The testimony of Robert Legras was accompanied by some uncertainty and indefinite responses at the hearing. A review of the transcript indicates that this witness frequently spoke in this manner, and thus his comments of "I think" may not represent uncertainty, but rather a style which is unique to him. In any event, the evidence he presented was corroborated by other testimony as well as by material on the tape. We find that the review member was correct in accepting this testimony, and he has the authority to do so under the Aeronautics Act.

This Tribunal was asked to consider the defence of due diligence on the part of Mr. Daoust. In the Tribunal appeal determination of Marsh v. Minister of Transport[1]:

Diligence is defined as 'the attention and care legally expected or required of a person.' The determination of what diligence would be due in a specific instance depends on the circumstances that prevail. In routine or normal circumstances, certain actions would suffice as due diligence, but in unusual or exceptional circumstances additional or different actions would be required to constitute due diligence.

Failure on the part of Mr. Daoust to consult the Canada Flight Supplement which indicated that St. Andrews is a controlled aerodrome, and which listed the required radio frequencies as well as the hours that the control tower was open, indicated a lack of due diligence in these circumstances. Furthermore, his acceptance of an ATIS message as a clearance to taxi indicates a lack of sufficient aviation knowledge for safe operation of an aircraft in a controlled aerodrome.

In view of the failure on the part of Mr. Daoust to proceed safely in the absence of established radio contact with a control tower, the member was correct in not reducing the sanction imposed.

CONCLUSION

The Appellant does not dispute the fact that he proceeded to taxi, then to take off, and then to land, without radiocommunication from the control tower, in the mistaken belief, at least initially, that the control tower was closed. Before proceeding to taxi, the Appellant listened to the ATIS message and mistakenly felt that this was a clearance to taxi to runway 36 and to hold short. After doing so, he attempted to communicate with the tower and was unable to do so. At this time he made his most grievous error of attempting a take-off in the absence of a clearance in a controlled aerodrome. He did this on the mistaken belief that the tower was closed although he had, within his cockpit, a Canada Flight Supplement which could have given him the information he needed at this time. Although there was no mishap in this instance, the invasion of an active runway and a take-off without communication from a controller can result in grievous harm and property damage. This is an action which a prudent pilot should never take.

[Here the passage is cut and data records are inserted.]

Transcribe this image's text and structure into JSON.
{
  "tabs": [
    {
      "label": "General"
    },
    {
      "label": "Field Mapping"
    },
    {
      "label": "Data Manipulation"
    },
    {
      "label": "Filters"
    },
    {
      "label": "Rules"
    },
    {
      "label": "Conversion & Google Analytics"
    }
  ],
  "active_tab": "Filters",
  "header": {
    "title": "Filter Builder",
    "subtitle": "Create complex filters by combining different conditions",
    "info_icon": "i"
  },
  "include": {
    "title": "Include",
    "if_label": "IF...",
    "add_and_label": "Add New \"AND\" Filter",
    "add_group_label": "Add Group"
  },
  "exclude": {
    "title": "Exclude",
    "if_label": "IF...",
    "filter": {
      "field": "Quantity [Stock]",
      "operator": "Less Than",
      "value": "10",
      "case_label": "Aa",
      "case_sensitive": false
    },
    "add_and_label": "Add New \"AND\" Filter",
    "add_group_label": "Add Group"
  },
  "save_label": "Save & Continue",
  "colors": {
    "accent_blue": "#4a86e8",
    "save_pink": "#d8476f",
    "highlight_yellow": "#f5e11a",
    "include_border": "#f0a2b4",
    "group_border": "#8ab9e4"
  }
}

In his argument of due diligence, the Respondent states that he made several attempts to contact the tower but felt that there was either a problem with the radios, either his or that in the tower, or that the tower was closed. At this point in time he had several alternatives, all of which would have been safe ones, such as returning to investigate the problems, but he chose the most dangerous alternative of all, that is to proceed with a take-off without a clearance. Since he encountered bad weather, he returned immediately to land, and at this time was able to detect the green signal light approving his landing.

DETERMINATION

This Tribunal is convinced that the findings of fact by the hearing officer were correct as was his decision to not change the sanction. Accordingly, we uphold the Review Determination of Mr. Allister Ogilvie.

Reasons for Appeal Determination:

Faye Smith, Chairperson

Concurred:

S. Birenbaum, M.D., C.C.F.P., Member
Pierre Rivest, Member


[1] CAT File No. C-1095-02, Page 7.